While Hindustani music underwent significant changes in the setting of Mughal courts, and a separate stream of Carnatic music developed in southern India, Sikh music retained its original form and styles, a unique musical tradition encompassing a variety of melodic forms and a well-developed percussive system.
In the 20th century, the classical style was largely replaced by contemporary popular genres often based on Indian film music. Within the remaining classical tradition, the devotional Gurmat Sangeet style was overtaken by the darbaari khayal style. The harmonium took the place of stringed instruments and the tabla replaced the pakhaavaj and jori.
Significant efforts have been under way since the 1970s to revive the rich Sikh music tradition initiated and developed by the Sikh Gurus. Various terms used to refer to this tradition include Shabad keertan parampara, Gurbani sangeet parampara and Gurmat sangeet.
Three types of Sikh musicians are rababis, ragis, and dhadhis.
Raga: melodic scales
- Soohi – joy and separation
- Bilaaval – happiness
- Gaund – strangeness, surprise, beauty
- Sri – satisfaction and balance
- Maajh – loss, beautification
- Gauri – seriousness
- Aasa – making effort
- Gujri – satisfaction, softness of heart, sadness
- Devgandhari – no specific feeling but the Raag has a softness
- Bihaagra – beautification
- Sorath – motivation
- Dhanasari – inspiration, motivation
- Jaitsree – softness, satisfaction, sadness
- Todi – this being a flexible Raag it is apt for communicating many feelings
- Bhairaagi – sadness, (The Gurus have, however, used it for the message of *Bhakti)
- Tilang – this is a favourite Raag of Muslims. It denotes feeling of beautification and yearning.
- Raamkali – calmness
- Nat Narayan – happiness
- Maali Gaura – happiness
- Maaru – giving up of cowardice
- Tukhari – beautification
- Kedara – love and beautification
- Bhairav – seriousness, brings stability of mind
- Basant – happiness
- Sarang – sadness
- Malaar – separation
- Jaijawanti – viraag
- Kalyaan – Bhakti Ras
- Vadhans – vairaag, loss (that is why Alahniya is sung in this Raag when someone passes away)
- Parbhati – Bhakti and seriousness
- Kaanra – Bhakti and seriousness
In addition to raag names, there exists an indication in the titles of hymns called ghar. The precise meaning of ghar is not fully understood, although recent research proposes it refers to raag variants.
- See Inderjit N Kaur, .
- Chopra, R. M., Glory of Sikhism - Chapter on "Music in Sikhism", ISBN 783473471195.

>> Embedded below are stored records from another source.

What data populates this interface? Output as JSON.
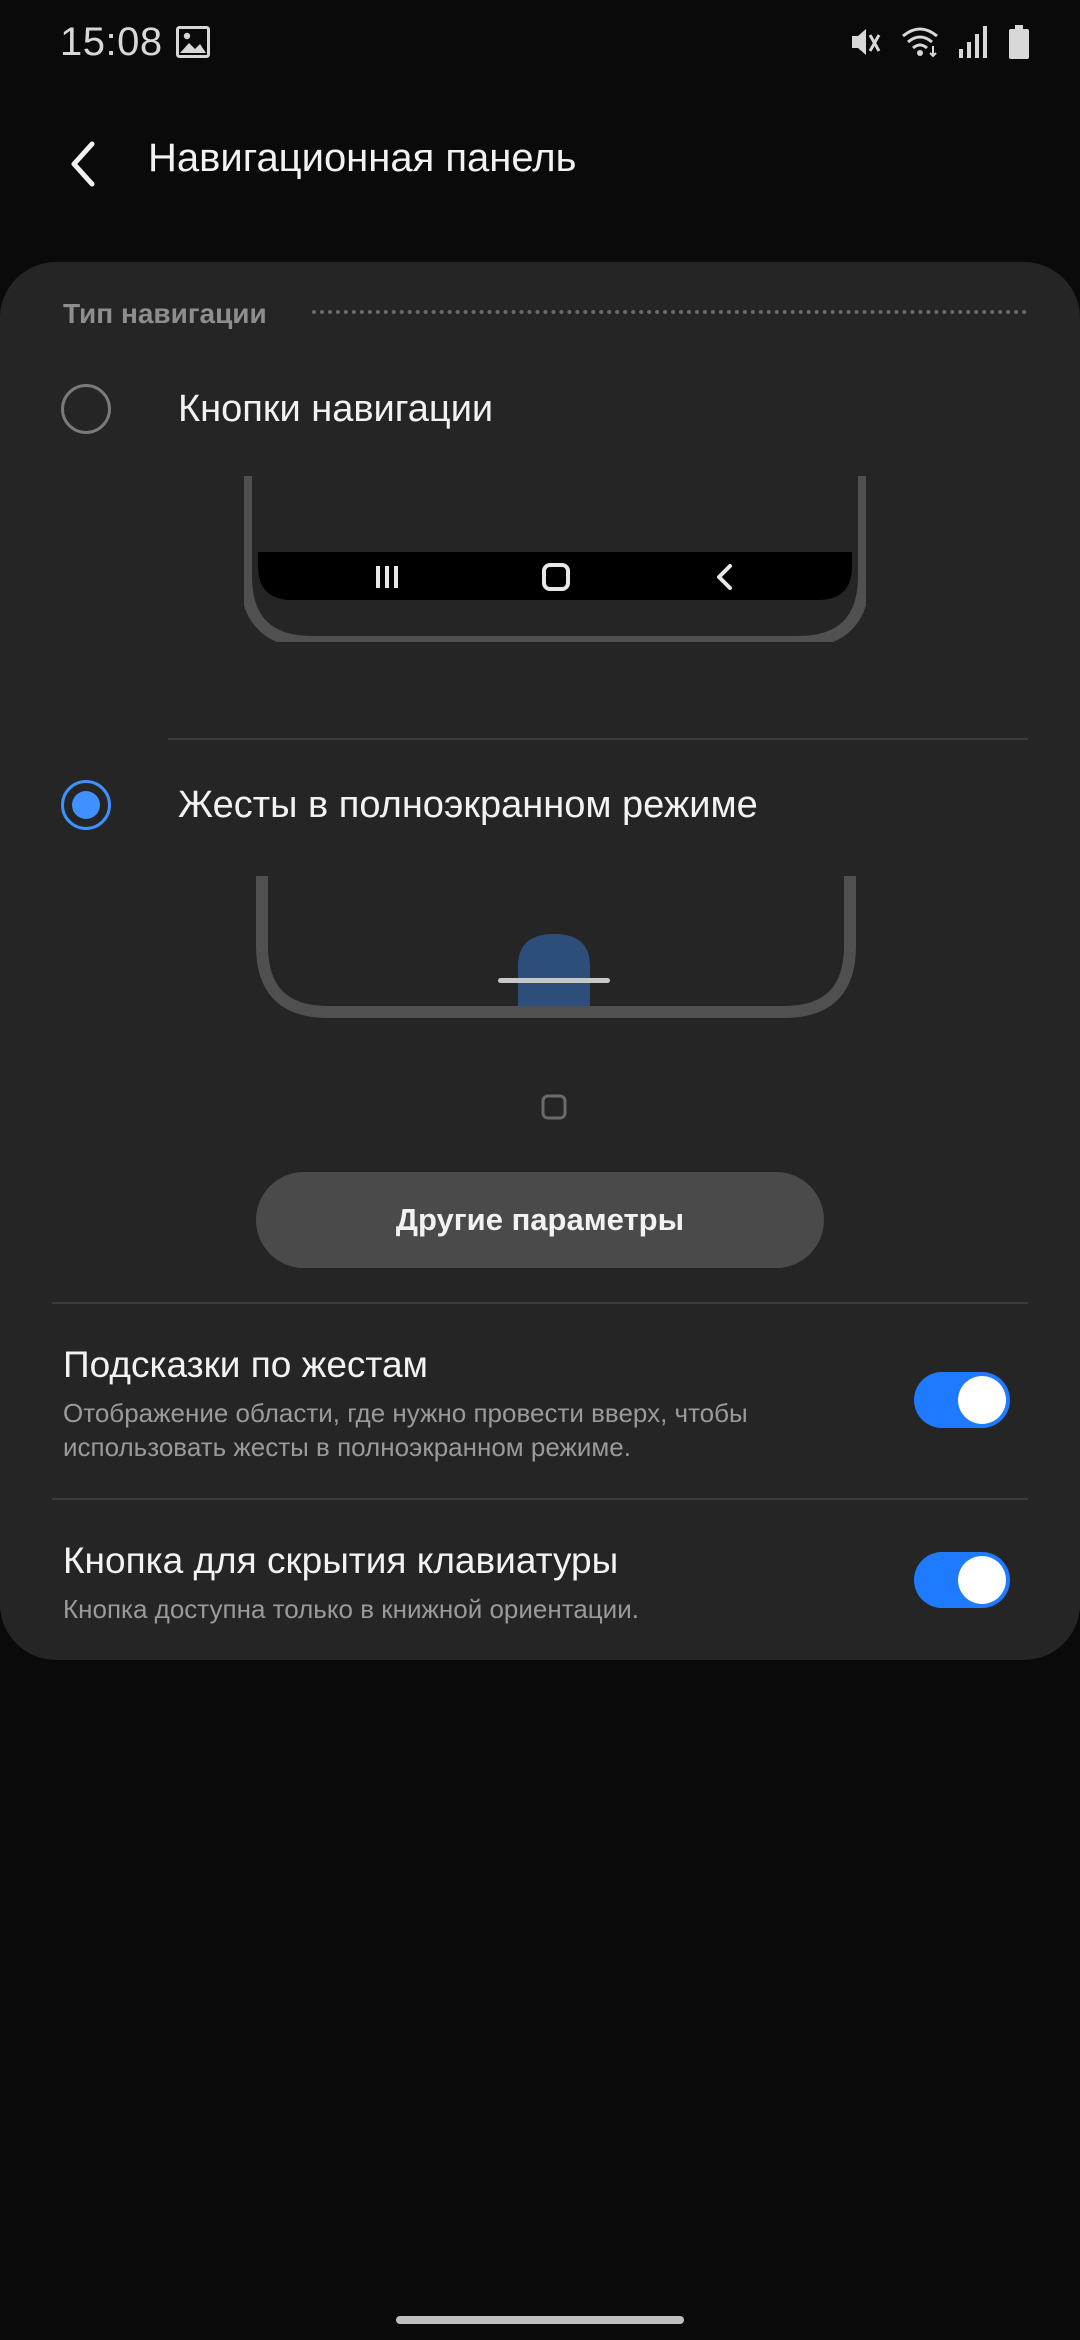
{
  "status_bar": {
    "time": "15:08",
    "icons": [
      "gallery-icon",
      "mute-icon",
      "wifi-icon",
      "signal-icon",
      "battery-icon"
    ]
  },
  "header": {
    "title": "Навигационная панель",
    "back_icon": "back-arrow-icon"
  },
  "section": {
    "title": "Тип навигации"
  },
  "options": [
    {
      "label": "Кнопки навигации",
      "selected": false
    },
    {
      "label": "Жесты в полноэкранном режиме",
      "selected": true
    }
  ],
  "other_params_button": "Другие параметры",
  "switches": [
    {
      "title": "Подсказки по жестам",
      "description": "Отображение области, где нужно провести вверх, чтобы использовать жесты в полноэкранном режиме.",
      "enabled": true
    },
    {
      "title": "Кнопка для скрытия клавиатуры",
      "description": "Кнопка доступна только в книжной ориентации.",
      "enabled": true
    }
  ],
  "colors": {
    "accent": "#1e7bff",
    "radio_selected": "#3e91ff",
    "background": "#0a0a0a",
    "card": "#252525"
  }
}
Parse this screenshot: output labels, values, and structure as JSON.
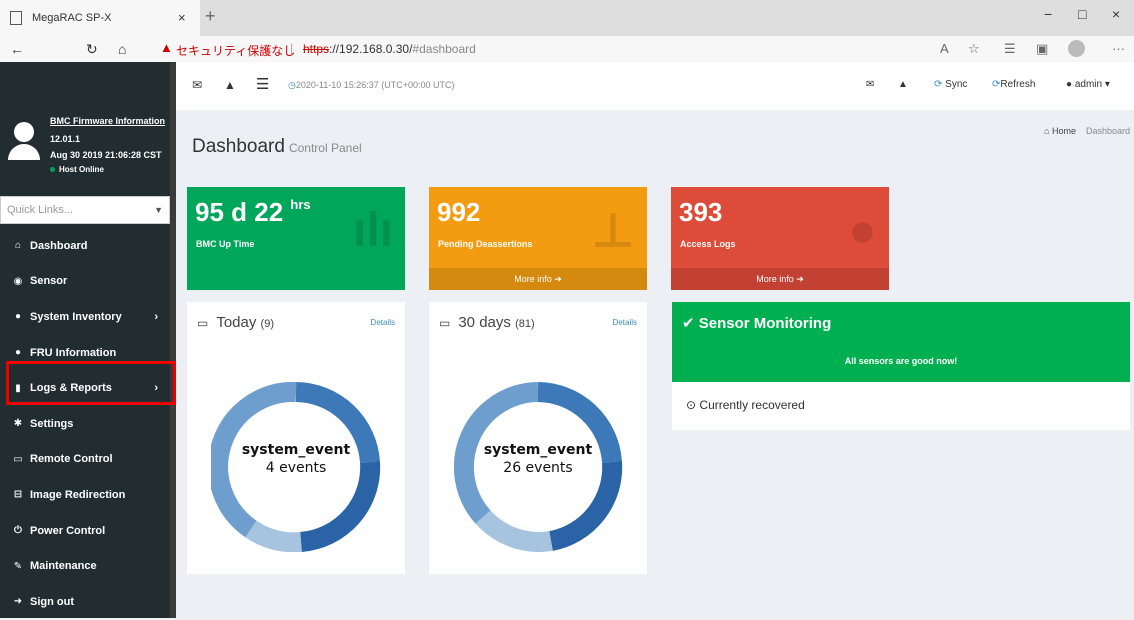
{
  "browser": {
    "tab_title": "MegaRAC SP-X",
    "tab_close": "×",
    "new_tab": "+",
    "win_min": "−",
    "win_max": "□",
    "win_close": "×",
    "security_warning": "セキュリティ保護なし",
    "url_protocol": "https",
    "url_host": "://192.168.0.30/",
    "url_path": "#dashboard",
    "icons": [
      "back-icon",
      "refresh-icon",
      "home-icon",
      "read-aloud-icon",
      "favorite-icon",
      "favorites-list-icon",
      "collections-icon",
      "profile-icon",
      "more-icon"
    ]
  },
  "sidebar": {
    "fw_title": "BMC Firmware Information",
    "fw_version": "12.01.1",
    "fw_date": "Aug 30 2019 21:06:28 CST",
    "host_status": "Host Online",
    "quick_links_placeholder": "Quick Links...",
    "items": [
      {
        "label": "Dashboard",
        "icon": "home-icon",
        "has_sub": false
      },
      {
        "label": "Sensor",
        "icon": "sensor-icon",
        "has_sub": false
      },
      {
        "label": "System Inventory",
        "icon": "info-icon",
        "has_sub": true
      },
      {
        "label": "FRU Information",
        "icon": "info-icon",
        "has_sub": false
      },
      {
        "label": "Logs & Reports",
        "icon": "chart-icon",
        "has_sub": true
      },
      {
        "label": "Settings",
        "icon": "gear-icon",
        "has_sub": false
      },
      {
        "label": "Remote Control",
        "icon": "monitor-icon",
        "has_sub": false
      },
      {
        "label": "Image Redirection",
        "icon": "disk-icon",
        "has_sub": false
      },
      {
        "label": "Power Control",
        "icon": "power-icon",
        "has_sub": false
      },
      {
        "label": "Maintenance",
        "icon": "wrench-icon",
        "has_sub": false
      },
      {
        "label": "Sign out",
        "icon": "signout-icon",
        "has_sub": false
      }
    ]
  },
  "header": {
    "datetime": "2020-11-10 15:26:37 (UTC+00:00 UTC)",
    "sync": "Sync",
    "refresh": "Refresh",
    "user": "admin"
  },
  "page": {
    "title": "Dashboard",
    "subtitle": "Control Panel",
    "breadcrumb_home": "Home",
    "breadcrumb_current": "Dashboard"
  },
  "boxes": {
    "uptime": {
      "value": "95 d 22",
      "unit": "hrs",
      "label": "BMC Up Time",
      "color": "#00a65a"
    },
    "deassertions": {
      "value": "992",
      "label": "Pending Deassertions",
      "more": "More info",
      "color": "#f39c12"
    },
    "access": {
      "value": "393",
      "label": "Access Logs",
      "more": "More info",
      "color": "#dd4b39"
    }
  },
  "today": {
    "title": "Today",
    "count": "(9)",
    "details": "Details",
    "event": "system_event",
    "events": "4 events"
  },
  "month": {
    "title": "30 days",
    "count": "(81)",
    "details": "Details",
    "event": "system_event",
    "events": "26 events"
  },
  "sensor": {
    "title": "Sensor Monitoring",
    "message": "All sensors are good now!",
    "recovered": "Currently recovered",
    "color": "#00b050"
  }
}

- Masukhani, Gobind Singh. 1982. Indian Classical Music and Sikh Kirtan.
- Shabad Kirtan Gurbani Keertan, Hymns & Ragas
- Sikh Sangeet - High Quality Shabad Kirtan MP3s
- Sikh Music Heritage Institute
- Kirtan Audio & Video Database
- Soulful Gurbani Kirtan Downloads
- Gurmaat Sangeet Kirtan of Gurbani categorized by shabads